WORK TO BE COMPLETED: Say how many lines in the entries hold the word "Supplier", and reply with that number only.

SOURCE MATERIAL:

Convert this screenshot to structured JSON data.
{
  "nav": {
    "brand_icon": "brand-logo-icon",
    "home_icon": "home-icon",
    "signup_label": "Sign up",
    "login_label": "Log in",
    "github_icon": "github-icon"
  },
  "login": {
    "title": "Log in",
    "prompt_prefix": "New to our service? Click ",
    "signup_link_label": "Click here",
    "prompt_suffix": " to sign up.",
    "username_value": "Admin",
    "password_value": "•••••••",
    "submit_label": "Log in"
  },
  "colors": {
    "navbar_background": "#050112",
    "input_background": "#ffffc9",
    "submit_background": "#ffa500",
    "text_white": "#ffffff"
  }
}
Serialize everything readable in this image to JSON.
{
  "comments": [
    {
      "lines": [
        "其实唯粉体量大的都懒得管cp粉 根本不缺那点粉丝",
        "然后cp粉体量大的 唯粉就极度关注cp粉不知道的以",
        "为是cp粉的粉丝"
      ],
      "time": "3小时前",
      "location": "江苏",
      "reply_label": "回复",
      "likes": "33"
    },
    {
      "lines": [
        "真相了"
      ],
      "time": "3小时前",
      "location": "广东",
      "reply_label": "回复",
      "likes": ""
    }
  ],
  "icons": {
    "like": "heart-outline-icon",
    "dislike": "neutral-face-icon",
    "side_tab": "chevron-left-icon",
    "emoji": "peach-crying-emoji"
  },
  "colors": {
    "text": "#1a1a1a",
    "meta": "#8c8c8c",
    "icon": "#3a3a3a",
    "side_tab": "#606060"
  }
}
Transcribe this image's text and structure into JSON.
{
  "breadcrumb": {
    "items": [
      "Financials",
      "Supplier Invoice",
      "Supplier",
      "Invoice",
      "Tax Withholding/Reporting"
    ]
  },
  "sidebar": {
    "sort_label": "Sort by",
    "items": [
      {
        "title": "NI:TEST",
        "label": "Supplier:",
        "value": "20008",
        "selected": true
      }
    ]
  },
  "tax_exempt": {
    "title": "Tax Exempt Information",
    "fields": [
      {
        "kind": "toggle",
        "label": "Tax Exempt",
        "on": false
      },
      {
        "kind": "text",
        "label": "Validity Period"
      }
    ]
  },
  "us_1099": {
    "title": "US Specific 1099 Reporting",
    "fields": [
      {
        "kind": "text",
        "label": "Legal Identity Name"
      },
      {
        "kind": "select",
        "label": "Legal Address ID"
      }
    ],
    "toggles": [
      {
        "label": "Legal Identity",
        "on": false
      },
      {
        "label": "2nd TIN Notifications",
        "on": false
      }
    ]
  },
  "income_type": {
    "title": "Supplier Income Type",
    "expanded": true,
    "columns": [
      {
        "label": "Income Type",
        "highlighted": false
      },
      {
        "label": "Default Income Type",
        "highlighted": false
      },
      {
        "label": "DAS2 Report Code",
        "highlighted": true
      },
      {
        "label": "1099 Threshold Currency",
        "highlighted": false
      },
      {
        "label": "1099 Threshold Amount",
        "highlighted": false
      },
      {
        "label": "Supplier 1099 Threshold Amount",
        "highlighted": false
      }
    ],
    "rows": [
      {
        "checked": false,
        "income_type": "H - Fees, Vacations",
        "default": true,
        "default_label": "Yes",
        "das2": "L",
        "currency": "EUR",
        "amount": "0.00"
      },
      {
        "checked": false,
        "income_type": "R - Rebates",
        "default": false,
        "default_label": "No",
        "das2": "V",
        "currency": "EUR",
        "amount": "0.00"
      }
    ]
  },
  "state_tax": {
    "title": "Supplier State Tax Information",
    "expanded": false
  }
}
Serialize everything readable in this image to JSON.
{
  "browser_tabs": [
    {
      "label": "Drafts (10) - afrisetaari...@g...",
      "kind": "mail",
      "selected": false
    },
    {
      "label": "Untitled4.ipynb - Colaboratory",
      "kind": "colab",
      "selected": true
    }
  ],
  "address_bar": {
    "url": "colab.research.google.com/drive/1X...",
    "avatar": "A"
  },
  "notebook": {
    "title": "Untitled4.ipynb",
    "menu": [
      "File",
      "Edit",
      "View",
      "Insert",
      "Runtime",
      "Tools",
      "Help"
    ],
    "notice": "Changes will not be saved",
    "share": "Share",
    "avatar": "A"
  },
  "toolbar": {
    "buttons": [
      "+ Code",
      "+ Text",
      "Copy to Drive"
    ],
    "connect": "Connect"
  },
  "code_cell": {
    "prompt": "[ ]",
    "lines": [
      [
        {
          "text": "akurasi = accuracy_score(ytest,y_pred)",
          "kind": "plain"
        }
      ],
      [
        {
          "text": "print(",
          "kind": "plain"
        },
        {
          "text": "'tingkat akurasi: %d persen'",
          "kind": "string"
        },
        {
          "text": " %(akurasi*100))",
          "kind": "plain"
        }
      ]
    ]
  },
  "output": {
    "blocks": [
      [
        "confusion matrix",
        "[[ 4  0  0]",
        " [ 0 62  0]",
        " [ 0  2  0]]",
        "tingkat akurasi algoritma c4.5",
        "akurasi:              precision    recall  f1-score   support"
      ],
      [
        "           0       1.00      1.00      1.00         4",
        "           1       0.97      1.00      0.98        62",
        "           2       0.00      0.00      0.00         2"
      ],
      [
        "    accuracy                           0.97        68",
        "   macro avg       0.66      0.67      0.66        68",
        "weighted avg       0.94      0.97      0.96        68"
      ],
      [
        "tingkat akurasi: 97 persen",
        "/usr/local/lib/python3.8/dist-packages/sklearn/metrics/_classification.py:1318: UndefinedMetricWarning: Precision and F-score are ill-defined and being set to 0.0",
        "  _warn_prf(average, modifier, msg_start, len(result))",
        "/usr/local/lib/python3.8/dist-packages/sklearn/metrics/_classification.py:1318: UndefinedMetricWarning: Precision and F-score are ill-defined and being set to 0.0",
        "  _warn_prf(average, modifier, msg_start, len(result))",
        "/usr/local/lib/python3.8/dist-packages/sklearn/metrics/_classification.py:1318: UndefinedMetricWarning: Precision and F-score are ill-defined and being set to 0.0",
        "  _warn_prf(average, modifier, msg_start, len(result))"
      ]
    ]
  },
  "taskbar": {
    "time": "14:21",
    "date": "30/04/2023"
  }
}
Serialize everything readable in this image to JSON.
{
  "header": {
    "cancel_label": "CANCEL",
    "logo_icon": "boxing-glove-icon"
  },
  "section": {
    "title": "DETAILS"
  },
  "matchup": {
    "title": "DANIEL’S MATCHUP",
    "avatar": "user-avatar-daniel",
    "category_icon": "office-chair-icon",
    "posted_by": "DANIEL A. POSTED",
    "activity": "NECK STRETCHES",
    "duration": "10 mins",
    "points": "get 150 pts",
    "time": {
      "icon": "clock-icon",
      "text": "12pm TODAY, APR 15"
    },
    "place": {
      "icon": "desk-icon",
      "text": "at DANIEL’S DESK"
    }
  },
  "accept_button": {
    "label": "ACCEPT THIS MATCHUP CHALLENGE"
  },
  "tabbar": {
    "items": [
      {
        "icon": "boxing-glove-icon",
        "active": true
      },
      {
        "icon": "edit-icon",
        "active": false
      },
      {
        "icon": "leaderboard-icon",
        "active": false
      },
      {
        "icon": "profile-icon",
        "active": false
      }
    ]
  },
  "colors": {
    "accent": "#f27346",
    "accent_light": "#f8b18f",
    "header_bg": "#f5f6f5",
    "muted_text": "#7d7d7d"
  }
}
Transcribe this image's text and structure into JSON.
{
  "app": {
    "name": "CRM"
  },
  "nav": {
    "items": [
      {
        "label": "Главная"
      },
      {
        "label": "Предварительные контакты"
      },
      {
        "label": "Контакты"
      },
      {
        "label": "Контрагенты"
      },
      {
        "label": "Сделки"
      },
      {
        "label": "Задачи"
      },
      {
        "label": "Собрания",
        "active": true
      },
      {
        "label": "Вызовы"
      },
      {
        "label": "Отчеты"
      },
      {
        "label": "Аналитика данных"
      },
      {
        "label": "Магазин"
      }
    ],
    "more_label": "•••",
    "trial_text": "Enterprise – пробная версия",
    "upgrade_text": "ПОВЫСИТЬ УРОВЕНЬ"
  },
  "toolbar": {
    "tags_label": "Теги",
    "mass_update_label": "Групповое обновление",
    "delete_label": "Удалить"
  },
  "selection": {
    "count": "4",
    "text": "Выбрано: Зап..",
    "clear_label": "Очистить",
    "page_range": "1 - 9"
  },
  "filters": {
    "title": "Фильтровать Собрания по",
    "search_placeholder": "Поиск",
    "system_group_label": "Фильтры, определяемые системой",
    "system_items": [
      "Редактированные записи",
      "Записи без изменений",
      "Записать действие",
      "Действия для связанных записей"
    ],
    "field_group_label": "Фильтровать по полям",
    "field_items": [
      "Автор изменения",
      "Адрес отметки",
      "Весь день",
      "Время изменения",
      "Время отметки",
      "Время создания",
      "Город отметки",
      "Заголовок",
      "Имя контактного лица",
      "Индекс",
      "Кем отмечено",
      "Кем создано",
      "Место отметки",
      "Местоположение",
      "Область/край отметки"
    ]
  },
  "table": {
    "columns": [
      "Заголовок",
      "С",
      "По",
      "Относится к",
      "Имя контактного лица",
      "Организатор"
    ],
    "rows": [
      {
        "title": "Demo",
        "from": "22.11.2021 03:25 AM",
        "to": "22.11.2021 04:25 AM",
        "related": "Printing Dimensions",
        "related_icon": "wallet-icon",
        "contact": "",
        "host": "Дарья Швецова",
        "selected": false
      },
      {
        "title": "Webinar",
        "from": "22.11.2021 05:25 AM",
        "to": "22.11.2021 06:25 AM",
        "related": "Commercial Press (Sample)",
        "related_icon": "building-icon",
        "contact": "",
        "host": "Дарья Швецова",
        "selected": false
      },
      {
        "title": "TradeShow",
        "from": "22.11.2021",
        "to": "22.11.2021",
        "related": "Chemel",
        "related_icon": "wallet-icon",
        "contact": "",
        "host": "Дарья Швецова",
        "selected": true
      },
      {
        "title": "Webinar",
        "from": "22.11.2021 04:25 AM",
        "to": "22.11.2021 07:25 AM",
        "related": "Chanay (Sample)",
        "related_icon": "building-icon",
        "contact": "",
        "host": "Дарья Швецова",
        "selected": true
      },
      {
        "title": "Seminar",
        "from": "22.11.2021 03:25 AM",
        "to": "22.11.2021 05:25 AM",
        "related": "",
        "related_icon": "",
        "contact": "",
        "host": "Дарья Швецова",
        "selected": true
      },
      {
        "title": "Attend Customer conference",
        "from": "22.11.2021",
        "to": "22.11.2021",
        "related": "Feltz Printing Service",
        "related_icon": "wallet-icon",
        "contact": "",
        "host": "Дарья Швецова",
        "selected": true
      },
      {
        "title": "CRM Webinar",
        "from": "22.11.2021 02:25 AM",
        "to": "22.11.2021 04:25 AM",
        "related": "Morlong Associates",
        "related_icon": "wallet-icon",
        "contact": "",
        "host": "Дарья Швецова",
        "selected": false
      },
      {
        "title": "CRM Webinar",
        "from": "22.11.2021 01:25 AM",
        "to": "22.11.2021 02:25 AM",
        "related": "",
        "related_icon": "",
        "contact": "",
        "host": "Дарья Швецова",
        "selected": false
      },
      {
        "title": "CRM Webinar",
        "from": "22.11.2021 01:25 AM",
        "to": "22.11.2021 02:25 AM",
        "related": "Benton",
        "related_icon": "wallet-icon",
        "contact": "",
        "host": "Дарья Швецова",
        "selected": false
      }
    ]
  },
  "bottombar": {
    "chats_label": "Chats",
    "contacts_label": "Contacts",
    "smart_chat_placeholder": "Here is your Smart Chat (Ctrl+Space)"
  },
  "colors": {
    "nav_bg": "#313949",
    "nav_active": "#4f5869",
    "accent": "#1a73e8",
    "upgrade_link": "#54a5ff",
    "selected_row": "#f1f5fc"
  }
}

EXERCISE SOLUTION: 6